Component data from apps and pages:
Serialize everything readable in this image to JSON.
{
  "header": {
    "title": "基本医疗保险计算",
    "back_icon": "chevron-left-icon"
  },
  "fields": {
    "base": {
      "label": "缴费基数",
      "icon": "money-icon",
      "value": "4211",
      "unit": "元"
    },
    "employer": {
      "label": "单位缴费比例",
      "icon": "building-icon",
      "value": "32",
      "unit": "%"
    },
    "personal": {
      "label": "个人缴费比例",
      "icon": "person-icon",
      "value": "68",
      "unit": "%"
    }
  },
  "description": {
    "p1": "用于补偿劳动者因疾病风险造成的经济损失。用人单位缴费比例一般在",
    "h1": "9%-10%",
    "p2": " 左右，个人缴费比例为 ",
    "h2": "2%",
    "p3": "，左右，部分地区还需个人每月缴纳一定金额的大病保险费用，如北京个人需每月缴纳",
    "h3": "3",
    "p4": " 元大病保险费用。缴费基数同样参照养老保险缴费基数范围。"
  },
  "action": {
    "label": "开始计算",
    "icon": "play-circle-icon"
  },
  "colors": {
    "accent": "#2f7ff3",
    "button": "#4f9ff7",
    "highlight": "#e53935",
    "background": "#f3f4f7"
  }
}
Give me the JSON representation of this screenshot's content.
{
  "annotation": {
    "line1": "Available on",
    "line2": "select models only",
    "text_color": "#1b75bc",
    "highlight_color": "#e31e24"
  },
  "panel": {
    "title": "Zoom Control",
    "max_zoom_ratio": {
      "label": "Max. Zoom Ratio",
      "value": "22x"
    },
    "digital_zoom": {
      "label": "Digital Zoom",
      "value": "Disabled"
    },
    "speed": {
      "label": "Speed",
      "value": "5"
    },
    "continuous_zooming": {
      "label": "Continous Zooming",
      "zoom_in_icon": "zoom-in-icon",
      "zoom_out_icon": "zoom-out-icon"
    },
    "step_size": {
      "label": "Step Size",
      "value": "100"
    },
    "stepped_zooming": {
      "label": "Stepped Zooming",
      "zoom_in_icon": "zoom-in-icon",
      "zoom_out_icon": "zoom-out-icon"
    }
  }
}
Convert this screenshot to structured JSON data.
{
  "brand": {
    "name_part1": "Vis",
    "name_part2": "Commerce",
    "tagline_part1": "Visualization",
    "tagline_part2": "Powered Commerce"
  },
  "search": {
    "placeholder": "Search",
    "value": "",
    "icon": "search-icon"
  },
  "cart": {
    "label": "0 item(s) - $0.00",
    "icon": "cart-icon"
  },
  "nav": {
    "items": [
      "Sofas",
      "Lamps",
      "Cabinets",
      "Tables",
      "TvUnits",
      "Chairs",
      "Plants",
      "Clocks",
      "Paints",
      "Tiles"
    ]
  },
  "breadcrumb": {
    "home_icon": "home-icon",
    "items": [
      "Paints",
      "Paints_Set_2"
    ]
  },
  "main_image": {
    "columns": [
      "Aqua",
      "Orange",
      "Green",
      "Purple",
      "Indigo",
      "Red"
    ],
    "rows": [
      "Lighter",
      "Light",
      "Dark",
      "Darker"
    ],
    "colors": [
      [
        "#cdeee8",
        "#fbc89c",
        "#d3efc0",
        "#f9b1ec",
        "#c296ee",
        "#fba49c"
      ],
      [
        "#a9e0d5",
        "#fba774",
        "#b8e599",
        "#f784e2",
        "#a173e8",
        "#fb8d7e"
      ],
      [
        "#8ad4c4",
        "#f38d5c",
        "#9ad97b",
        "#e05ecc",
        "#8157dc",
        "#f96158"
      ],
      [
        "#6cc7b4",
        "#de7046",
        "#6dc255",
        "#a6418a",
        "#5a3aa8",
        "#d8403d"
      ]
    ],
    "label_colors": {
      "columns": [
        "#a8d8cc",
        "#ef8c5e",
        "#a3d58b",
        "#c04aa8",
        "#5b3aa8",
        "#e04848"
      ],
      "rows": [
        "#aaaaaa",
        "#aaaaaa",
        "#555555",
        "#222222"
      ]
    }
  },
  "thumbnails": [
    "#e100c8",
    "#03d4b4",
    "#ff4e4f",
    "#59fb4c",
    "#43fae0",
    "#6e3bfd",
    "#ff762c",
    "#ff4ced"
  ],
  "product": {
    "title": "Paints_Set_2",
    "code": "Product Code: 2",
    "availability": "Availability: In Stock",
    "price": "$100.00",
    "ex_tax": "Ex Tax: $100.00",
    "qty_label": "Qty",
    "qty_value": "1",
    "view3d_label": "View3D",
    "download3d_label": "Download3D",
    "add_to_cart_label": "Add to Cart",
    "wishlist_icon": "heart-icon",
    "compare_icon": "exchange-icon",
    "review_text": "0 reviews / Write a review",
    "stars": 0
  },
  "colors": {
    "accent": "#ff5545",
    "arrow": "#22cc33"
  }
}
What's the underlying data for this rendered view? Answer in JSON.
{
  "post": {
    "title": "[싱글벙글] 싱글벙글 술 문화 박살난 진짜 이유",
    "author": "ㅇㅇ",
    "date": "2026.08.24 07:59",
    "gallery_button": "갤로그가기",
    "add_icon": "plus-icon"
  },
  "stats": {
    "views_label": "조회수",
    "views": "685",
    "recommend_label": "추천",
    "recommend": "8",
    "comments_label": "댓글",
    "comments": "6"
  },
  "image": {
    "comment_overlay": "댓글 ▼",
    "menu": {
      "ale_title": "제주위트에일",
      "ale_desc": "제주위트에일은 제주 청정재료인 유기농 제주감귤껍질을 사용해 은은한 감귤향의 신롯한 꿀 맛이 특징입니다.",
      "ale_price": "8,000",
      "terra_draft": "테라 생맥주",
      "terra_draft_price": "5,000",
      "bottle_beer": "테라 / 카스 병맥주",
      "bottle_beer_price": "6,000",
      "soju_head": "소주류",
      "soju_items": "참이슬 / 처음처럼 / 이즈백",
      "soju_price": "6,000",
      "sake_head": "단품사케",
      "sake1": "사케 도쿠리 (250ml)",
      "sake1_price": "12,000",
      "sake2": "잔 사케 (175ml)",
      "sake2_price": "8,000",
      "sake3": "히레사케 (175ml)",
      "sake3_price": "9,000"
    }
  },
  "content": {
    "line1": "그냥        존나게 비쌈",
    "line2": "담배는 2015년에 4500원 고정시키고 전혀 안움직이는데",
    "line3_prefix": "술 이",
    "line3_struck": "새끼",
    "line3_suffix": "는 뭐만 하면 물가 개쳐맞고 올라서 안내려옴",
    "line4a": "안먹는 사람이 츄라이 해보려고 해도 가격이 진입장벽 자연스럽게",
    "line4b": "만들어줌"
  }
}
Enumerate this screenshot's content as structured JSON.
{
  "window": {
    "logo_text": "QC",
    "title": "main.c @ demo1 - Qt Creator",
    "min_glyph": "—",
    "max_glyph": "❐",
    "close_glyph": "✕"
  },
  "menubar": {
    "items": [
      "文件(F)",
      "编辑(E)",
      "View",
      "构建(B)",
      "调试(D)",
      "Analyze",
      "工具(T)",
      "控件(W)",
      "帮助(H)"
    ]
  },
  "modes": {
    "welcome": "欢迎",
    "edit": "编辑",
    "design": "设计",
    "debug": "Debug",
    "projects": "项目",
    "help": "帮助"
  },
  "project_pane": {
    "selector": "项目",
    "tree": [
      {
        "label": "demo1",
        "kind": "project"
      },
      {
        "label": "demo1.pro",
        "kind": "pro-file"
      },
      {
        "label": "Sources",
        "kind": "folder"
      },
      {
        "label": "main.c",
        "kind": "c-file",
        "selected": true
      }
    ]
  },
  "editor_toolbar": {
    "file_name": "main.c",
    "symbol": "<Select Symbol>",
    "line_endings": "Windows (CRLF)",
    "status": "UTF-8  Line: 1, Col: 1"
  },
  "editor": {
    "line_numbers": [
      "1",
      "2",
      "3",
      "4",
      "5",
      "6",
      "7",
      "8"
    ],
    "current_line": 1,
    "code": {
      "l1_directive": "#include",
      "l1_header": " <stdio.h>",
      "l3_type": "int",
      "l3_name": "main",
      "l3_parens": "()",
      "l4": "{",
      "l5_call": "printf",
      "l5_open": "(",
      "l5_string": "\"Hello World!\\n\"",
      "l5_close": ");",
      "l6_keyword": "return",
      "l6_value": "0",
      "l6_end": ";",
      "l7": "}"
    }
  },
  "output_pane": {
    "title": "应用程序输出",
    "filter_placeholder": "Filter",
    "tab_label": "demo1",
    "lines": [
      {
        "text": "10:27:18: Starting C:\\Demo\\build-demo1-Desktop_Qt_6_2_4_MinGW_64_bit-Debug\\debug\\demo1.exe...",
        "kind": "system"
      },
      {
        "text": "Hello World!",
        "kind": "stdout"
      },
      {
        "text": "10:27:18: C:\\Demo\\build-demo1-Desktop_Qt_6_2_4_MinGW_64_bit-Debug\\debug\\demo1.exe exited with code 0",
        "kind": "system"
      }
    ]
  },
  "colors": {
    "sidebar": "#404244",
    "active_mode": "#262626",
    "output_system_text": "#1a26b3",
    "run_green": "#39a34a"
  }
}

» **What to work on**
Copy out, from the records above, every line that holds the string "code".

» **Result of this exercise**
    "code": "Product Code: 2",
    "code": {
        "text": "10:27:18: C:\\Demo\\build-demo1-Desktop_Qt_6_2_4_MinGW_64_bit-Debug\\debug\\demo1.exe exited with code 0",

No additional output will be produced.